If there is a silver lining to the pandemic, it is that the shocking disruption spawned by restrictions and shutdowns has given many SMEs a fresh perspective on how digital tools and platforms can help them identify new customers and market opportunities for survival and growth and to operate their businesses more competitively.
Technology and e-commerce platforms have been a life-saver and the acceleration to all things digital has opened up important new possibilities. With this shift in both mindset and operations to digital commerce, entrepreneurs are finding that going global has never been easier, thanks to platforms like Alibaba.
In the past, the time, costs and complexity of going global have been significant barriers to selling overseas for small business owners, but this no longer is the case. Technology has changed the game and digitization is no longer a nice to have – it’s a necessity.

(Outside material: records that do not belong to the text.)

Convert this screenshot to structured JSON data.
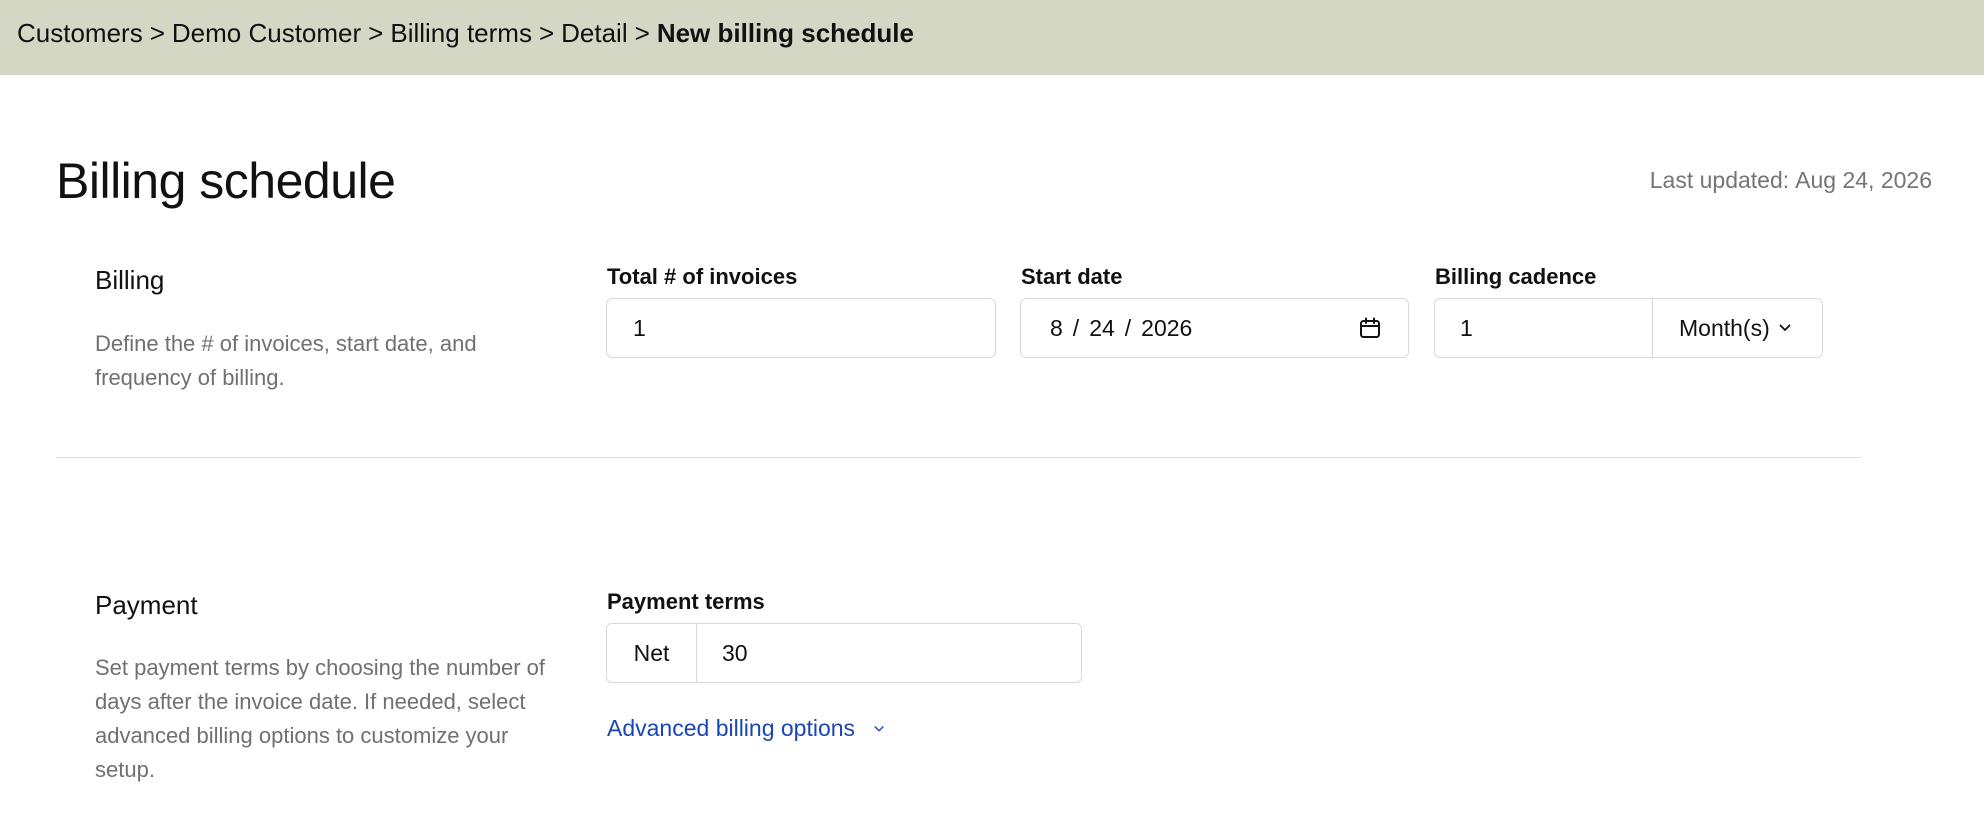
{
  "breadcrumb": {
    "items": [
      "Customers",
      "Demo Customer",
      "Billing terms",
      "Detail"
    ],
    "separator": ">",
    "current": "New billing schedule"
  },
  "page": {
    "title": "Billing schedule",
    "last_updated_label": "Last updated:",
    "last_updated_value": "Aug 24, 2026"
  },
  "billing": {
    "title": "Billing",
    "description": "Define the # of invoices, start date, and frequency of billing.",
    "total_invoices": {
      "label": "Total # of invoices",
      "value": "1"
    },
    "start_date": {
      "label": "Start date",
      "month": "8",
      "sep": "/",
      "day": "24",
      "year": "2026"
    },
    "cadence": {
      "label": "Billing cadence",
      "value": "1",
      "unit": "Month(s)"
    }
  },
  "payment": {
    "title": "Payment",
    "description": "Set payment terms by choosing the number of days after the invoice date. If needed, select advanced billing options to customize your setup.",
    "terms": {
      "label": "Payment terms",
      "prefix": "Net",
      "value": "30"
    },
    "advanced_link": "Advanced billing options"
  },
  "colors": {
    "topbar_bg": "#d3d7c4",
    "link": "#1a45b8",
    "muted_text": "#707070",
    "border": "#d9d9d9"
  },
  "icons": [
    "calendar-icon",
    "chevron-down-icon"
  ]
}
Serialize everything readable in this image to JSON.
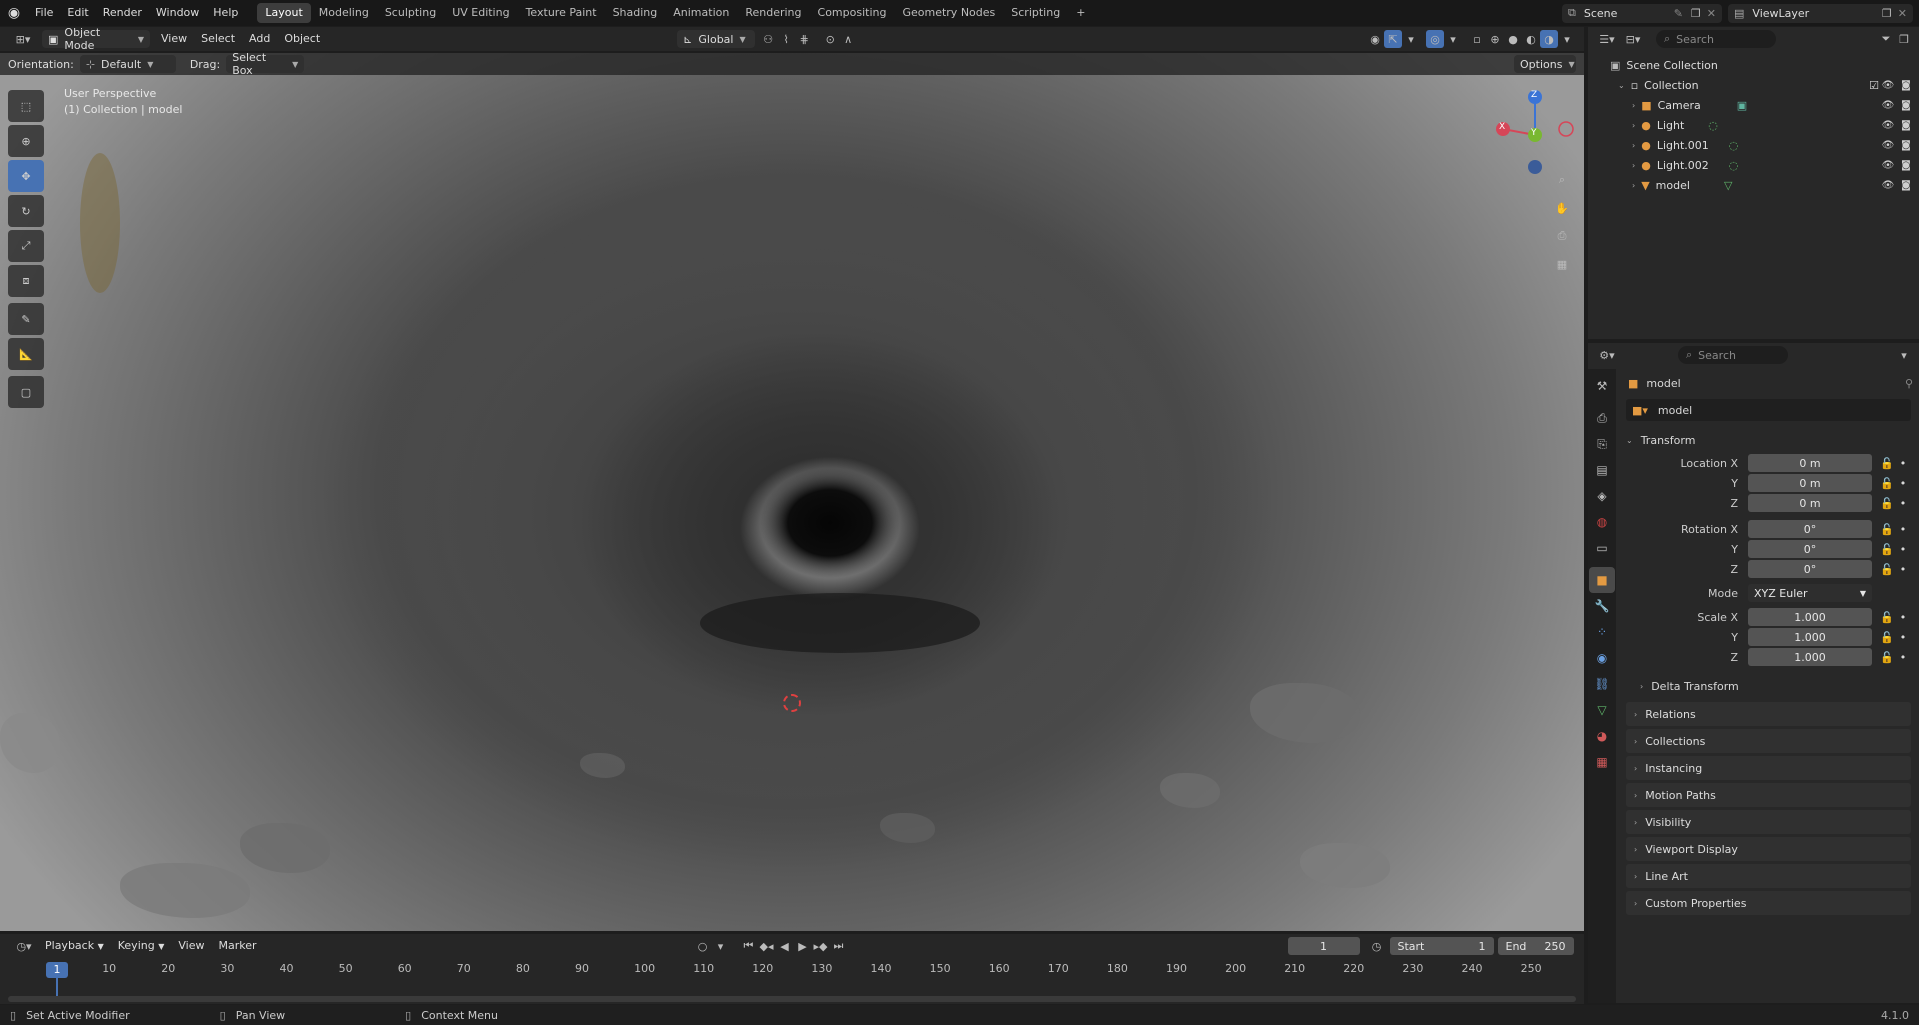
{
  "menu": [
    "File",
    "Edit",
    "Render",
    "Window",
    "Help"
  ],
  "workspaces": [
    "Layout",
    "Modeling",
    "Sculpting",
    "UV Editing",
    "Texture Paint",
    "Shading",
    "Animation",
    "Rendering",
    "Compositing",
    "Geometry Nodes",
    "Scripting"
  ],
  "active_workspace": "Layout",
  "scene_name": "Scene",
  "view_layer": "ViewLayer",
  "viewport_header": {
    "mode": "Object Mode",
    "menus": [
      "View",
      "Select",
      "Add",
      "Object"
    ],
    "transform_orientation": "Global",
    "orientation_label": "Orientation:",
    "orientation_value": "Default",
    "drag_label": "Drag:",
    "drag_value": "Select Box",
    "options": "Options"
  },
  "viewport_overlay": {
    "perspective": "User Perspective",
    "collection": "(1) Collection | model"
  },
  "gizmo": {
    "x": "X",
    "y": "Y",
    "z": "Z"
  },
  "outliner": {
    "search_placeholder": "Search",
    "scene_collection": "Scene Collection",
    "collection": "Collection",
    "items": [
      "Camera",
      "Light",
      "Light.001",
      "Light.002",
      "model"
    ]
  },
  "properties": {
    "search_placeholder": "Search",
    "object_name": "model",
    "datablock": "model",
    "transform": "Transform",
    "location_label": "Location X",
    "rotation_label": "Rotation X",
    "scale_label": "Scale X",
    "y": "Y",
    "z": "Z",
    "location": [
      "0 m",
      "0 m",
      "0 m"
    ],
    "rotation": [
      "0°",
      "0°",
      "0°"
    ],
    "mode_label": "Mode",
    "mode_value": "XYZ Euler",
    "scale": [
      "1.000",
      "1.000",
      "1.000"
    ],
    "delta_transform": "Delta Transform",
    "panels": [
      "Relations",
      "Collections",
      "Instancing",
      "Motion Paths",
      "Visibility",
      "Viewport Display",
      "Line Art",
      "Custom Properties"
    ]
  },
  "timeline": {
    "menus": [
      "Playback",
      "Keying",
      "View",
      "Marker"
    ],
    "current_frame": "1",
    "start_label": "Start",
    "start": "1",
    "end_label": "End",
    "end": "250",
    "ticks": [
      "1",
      "10",
      "20",
      "30",
      "40",
      "50",
      "60",
      "70",
      "80",
      "90",
      "100",
      "110",
      "120",
      "130",
      "140",
      "150",
      "160",
      "170",
      "180",
      "190",
      "200",
      "210",
      "220",
      "230",
      "240",
      "250"
    ]
  },
  "statusbar": {
    "left": "Set Active Modifier",
    "middle": "Pan View",
    "right": "Context Menu",
    "version": "4.1.0"
  },
  "colors": {
    "accent": "#4772b3",
    "selected_tab": "#3d3d3d"
  }
}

During Alibaba’s annual 11.11 Annual Global Shopping Festival, U.S. brands and small businesses generated $5.4 billion in sales. This event's success has not gone unnoticed by many entrepreneurs as they search to identify new markets to rebuild from the pandemic. They have quickly realized that with 95% of global customers living outside of U.S. borders and 60% of the world’s population on the internet, they will miss out on extraordinary opportunities to reinvigorate and grow their customer and sales base if they do not digitize their operations.
While the pandemic has caused immeasurable pain on Main Street – and millions of small businesses will, unfortunately, be lost – the good news is that entrepreneurship is stronger than ever. According to the Census Bureau, new business applications are surging, and high-propensity business applications (those with a higher likelihood of launching soon after filing and adding employees) total about 1.4 million. That is 15% higher than at this point in 2019.
Due to technology and e-commerce platforms, many of these new businesses can and will become global businesses from day one. Even the smallest of small businesses can now succeed in the global marketplace, accelerating job growth and economic recovery.
Looking ahead to 2021, policy leaders need to support the critical ecosystems helping SMEs better navigate economic uncertainty through connectivity to the global marketplace. In addition to our work educating small businesses about the ease of going global, the SBE Council will educate policy leaders and elected officials about how dynamic ecosystems and platforms help our economy rebound and thrive during this challenging period and beyond.